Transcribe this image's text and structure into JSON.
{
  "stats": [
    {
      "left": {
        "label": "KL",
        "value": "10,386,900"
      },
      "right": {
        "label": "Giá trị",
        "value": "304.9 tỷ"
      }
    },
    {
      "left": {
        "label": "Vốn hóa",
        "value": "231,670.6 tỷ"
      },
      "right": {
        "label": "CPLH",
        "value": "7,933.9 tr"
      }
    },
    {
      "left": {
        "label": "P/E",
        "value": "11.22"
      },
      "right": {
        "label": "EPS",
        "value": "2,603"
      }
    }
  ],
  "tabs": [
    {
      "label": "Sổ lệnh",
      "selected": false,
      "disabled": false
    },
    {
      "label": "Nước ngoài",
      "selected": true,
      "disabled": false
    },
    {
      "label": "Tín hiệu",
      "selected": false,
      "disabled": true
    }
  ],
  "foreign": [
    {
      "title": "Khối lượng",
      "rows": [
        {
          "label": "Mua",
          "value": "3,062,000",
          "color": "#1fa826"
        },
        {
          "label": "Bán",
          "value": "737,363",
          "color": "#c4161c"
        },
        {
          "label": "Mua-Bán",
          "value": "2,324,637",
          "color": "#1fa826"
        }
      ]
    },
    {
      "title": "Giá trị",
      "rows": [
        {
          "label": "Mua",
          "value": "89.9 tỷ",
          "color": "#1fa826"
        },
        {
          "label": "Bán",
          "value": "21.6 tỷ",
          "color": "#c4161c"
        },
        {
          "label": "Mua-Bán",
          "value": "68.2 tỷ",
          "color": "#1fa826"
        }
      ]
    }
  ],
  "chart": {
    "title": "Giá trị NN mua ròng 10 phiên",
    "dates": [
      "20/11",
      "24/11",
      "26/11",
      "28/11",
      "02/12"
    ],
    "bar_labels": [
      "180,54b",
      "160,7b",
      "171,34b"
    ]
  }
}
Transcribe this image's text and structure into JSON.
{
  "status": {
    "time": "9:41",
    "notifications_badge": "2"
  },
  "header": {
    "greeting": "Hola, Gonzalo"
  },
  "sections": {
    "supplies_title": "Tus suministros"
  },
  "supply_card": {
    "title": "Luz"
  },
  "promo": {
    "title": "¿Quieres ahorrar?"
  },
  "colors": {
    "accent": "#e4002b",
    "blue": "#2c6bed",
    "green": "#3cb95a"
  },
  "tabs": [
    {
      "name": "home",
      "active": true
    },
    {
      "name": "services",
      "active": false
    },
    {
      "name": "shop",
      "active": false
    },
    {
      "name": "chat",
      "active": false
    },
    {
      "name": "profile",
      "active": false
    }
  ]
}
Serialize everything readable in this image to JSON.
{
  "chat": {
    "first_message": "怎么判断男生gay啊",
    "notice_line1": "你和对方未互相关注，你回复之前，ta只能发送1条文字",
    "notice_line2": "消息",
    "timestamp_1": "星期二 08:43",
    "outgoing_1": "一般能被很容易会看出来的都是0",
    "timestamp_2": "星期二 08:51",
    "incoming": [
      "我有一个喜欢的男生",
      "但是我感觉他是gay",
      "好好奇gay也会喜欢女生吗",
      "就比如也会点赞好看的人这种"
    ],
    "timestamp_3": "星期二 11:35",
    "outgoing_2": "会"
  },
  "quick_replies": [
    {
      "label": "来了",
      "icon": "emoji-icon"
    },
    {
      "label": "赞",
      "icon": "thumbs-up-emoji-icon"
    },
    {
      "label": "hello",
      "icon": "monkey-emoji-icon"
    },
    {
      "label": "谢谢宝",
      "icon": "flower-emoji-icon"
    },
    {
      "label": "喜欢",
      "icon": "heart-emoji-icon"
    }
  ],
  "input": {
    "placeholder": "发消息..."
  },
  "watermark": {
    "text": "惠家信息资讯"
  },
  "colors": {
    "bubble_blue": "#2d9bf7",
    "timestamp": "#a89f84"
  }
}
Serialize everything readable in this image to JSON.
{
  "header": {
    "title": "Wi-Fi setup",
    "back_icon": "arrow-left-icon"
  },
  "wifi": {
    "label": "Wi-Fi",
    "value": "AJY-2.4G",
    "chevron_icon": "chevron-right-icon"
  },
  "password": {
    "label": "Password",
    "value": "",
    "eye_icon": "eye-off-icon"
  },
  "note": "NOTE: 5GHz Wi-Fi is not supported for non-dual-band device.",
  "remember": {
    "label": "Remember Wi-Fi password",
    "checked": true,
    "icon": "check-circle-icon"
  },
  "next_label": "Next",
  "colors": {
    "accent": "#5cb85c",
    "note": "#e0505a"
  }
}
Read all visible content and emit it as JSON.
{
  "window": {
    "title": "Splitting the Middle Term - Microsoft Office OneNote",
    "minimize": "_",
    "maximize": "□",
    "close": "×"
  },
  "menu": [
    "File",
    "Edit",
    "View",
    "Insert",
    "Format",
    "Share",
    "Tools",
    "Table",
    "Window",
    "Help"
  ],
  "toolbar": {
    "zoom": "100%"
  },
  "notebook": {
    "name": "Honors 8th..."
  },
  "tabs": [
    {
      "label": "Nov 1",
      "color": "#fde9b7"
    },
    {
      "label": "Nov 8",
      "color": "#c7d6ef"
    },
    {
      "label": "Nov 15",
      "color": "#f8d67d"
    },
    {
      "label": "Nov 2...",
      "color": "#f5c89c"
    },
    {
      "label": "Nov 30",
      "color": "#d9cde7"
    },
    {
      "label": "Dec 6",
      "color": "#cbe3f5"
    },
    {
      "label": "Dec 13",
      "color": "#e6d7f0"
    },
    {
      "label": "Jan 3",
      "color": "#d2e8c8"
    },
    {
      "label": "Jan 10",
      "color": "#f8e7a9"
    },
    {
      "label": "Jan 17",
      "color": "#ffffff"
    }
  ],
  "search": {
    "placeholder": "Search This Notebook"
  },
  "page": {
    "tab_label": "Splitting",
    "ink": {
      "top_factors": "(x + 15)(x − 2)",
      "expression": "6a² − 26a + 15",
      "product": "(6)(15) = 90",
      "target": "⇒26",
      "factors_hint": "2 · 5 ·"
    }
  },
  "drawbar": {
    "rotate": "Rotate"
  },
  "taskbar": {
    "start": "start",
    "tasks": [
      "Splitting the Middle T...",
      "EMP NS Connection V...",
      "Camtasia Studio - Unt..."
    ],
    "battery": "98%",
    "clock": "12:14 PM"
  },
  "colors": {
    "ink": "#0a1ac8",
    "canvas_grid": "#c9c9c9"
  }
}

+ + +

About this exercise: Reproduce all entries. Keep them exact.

Output for this exercise:
Transcribe this image's text and structure into JSON.
{
  "stats": [
    {
      "left": {
        "label": "KL",
        "value": "10,386,900"
      },
      "right": {
        "label": "Giá trị",
        "value": "304.9 tỷ"
      }
    },
    {
      "left": {
        "label": "Vốn hóa",
        "value": "231,670.6 tỷ"
      },
      "right": {
        "label": "CPLH",
        "value": "7,933.9 tr"
      }
    },
    {
      "left": {
        "label": "P/E",
        "value": "11.22"
      },
      "right": {
        "label": "EPS",
        "value": "2,603"
      }
    }
  ],
  "tabs": [
    {
      "label": "Sổ lệnh",
      "selected": false,
      "disabled": false
    },
    {
      "label": "Nước ngoài",
      "selected": true,
      "disabled": false
    },
    {
      "label": "Tín hiệu",
      "selected": false,
      "disabled": true
    }
  ],
  "foreign": [
    {
      "title": "Khối lượng",
      "rows": [
        {
          "label": "Mua",
          "value": "3,062,000",
          "color": "#1fa826"
        },
        {
          "label": "Bán",
          "value": "737,363",
          "color": "#c4161c"
        },
        {
          "label": "Mua-Bán",
          "value": "2,324,637",
          "color": "#1fa826"
        }
      ]
    },
    {
      "title": "Giá trị",
      "rows": [
        {
          "label": "Mua",
          "value": "89.9 tỷ",
          "color": "#1fa826"
        },
        {
          "label": "Bán",
          "value": "21.6 tỷ",
          "color": "#c4161c"
        },
        {
          "label": "Mua-Bán",
          "value": "68.2 tỷ",
          "color": "#1fa826"
        }
      ]
    }
  ],
  "chart": {
    "title": "Giá trị NN mua ròng 10 phiên",
    "dates": [
      "20/11",
      "24/11",
      "26/11",
      "28/11",
      "02/12"
    ],
    "bar_labels": [
      "180,54b",
      "160,7b",
      "171,34b"
    ]
  }
}
Transcribe this image's text and structure into JSON.
{
  "status": {
    "time": "9:41",
    "notifications_badge": "2"
  },
  "header": {
    "greeting": "Hola, Gonzalo"
  },
  "sections": {
    "supplies_title": "Tus suministros"
  },
  "supply_card": {
    "title": "Luz"
  },
  "promo": {
    "title": "¿Quieres ahorrar?"
  },
  "colors": {
    "accent": "#e4002b",
    "blue": "#2c6bed",
    "green": "#3cb95a"
  },
  "tabs": [
    {
      "name": "home",
      "active": true
    },
    {
      "name": "services",
      "active": false
    },
    {
      "name": "shop",
      "active": false
    },
    {
      "name": "chat",
      "active": false
    },
    {
      "name": "profile",
      "active": false
    }
  ]
}
Serialize everything readable in this image to JSON.
{
  "chat": {
    "first_message": "怎么判断男生gay啊",
    "notice_line1": "你和对方未互相关注，你回复之前，ta只能发送1条文字",
    "notice_line2": "消息",
    "timestamp_1": "星期二 08:43",
    "outgoing_1": "一般能被很容易会看出来的都是0",
    "timestamp_2": "星期二 08:51",
    "incoming": [
      "我有一个喜欢的男生",
      "但是我感觉他是gay",
      "好好奇gay也会喜欢女生吗",
      "就比如也会点赞好看的人这种"
    ],
    "timestamp_3": "星期二 11:35",
    "outgoing_2": "会"
  },
  "quick_replies": [
    {
      "label": "来了",
      "icon": "emoji-icon"
    },
    {
      "label": "赞",
      "icon": "thumbs-up-emoji-icon"
    },
    {
      "label": "hello",
      "icon": "monkey-emoji-icon"
    },
    {
      "label": "谢谢宝",
      "icon": "flower-emoji-icon"
    },
    {
      "label": "喜欢",
      "icon": "heart-emoji-icon"
    }
  ],
  "input": {
    "placeholder": "发消息..."
  },
  "watermark": {
    "text": "惠家信息资讯"
  },
  "colors": {
    "bubble_blue": "#2d9bf7",
    "timestamp": "#a89f84"
  }
}
Serialize everything readable in this image to JSON.
{
  "header": {
    "title": "Wi-Fi setup",
    "back_icon": "arrow-left-icon"
  },
  "wifi": {
    "label": "Wi-Fi",
    "value": "AJY-2.4G",
    "chevron_icon": "chevron-right-icon"
  },
  "password": {
    "label": "Password",
    "value": "",
    "eye_icon": "eye-off-icon"
  },
  "note": "NOTE: 5GHz Wi-Fi is not supported for non-dual-band device.",
  "remember": {
    "label": "Remember Wi-Fi password",
    "checked": true,
    "icon": "check-circle-icon"
  },
  "next_label": "Next",
  "colors": {
    "accent": "#5cb85c",
    "note": "#e0505a"
  }
}
Read all visible content and emit it as JSON.
{
  "window": {
    "title": "Splitting the Middle Term - Microsoft Office OneNote",
    "minimize": "_",
    "maximize": "□",
    "close": "×"
  },
  "menu": [
    "File",
    "Edit",
    "View",
    "Insert",
    "Format",
    "Share",
    "Tools",
    "Table",
    "Window",
    "Help"
  ],
  "toolbar": {
    "zoom": "100%"
  },
  "notebook": {
    "name": "Honors 8th..."
  },
  "tabs": [
    {
      "label": "Nov 1",
      "color": "#fde9b7"
    },
    {
      "label": "Nov 8",
      "color": "#c7d6ef"
    },
    {
      "label": "Nov 15",
      "color": "#f8d67d"
    },
    {
      "label": "Nov 2...",
      "color": "#f5c89c"
    },
    {
      "label": "Nov 30",
      "color": "#d9cde7"
    },
    {
      "label": "Dec 6",
      "color": "#cbe3f5"
    },
    {
      "label": "Dec 13",
      "color": "#e6d7f0"
    },
    {
      "label": "Jan 3",
      "color": "#d2e8c8"
    },
    {
      "label": "Jan 10",
      "color": "#f8e7a9"
    },
    {
      "label": "Jan 17",
      "color": "#ffffff"
    }
  ],
  "search": {
    "placeholder": "Search This Notebook"
  },
  "page": {
    "tab_label": "Splitting",
    "ink": {
      "top_factors": "(x + 15)(x − 2)",
      "expression": "6a² − 26a + 15",
      "product": "(6)(15) = 90",
      "target": "⇒26",
      "factors_hint": "2 · 5 ·"
    }
  },
  "drawbar": {
    "rotate": "Rotate"
  },
  "taskbar": {
    "start": "start",
    "tasks": [
      "Splitting the Middle T...",
      "EMP NS Connection V...",
      "Camtasia Studio - Unt..."
    ],
    "battery": "98%",
    "clock": "12:14 PM"
  },
  "colors": {
    "ink": "#0a1ac8",
    "canvas_grid": "#c9c9c9"
  }
}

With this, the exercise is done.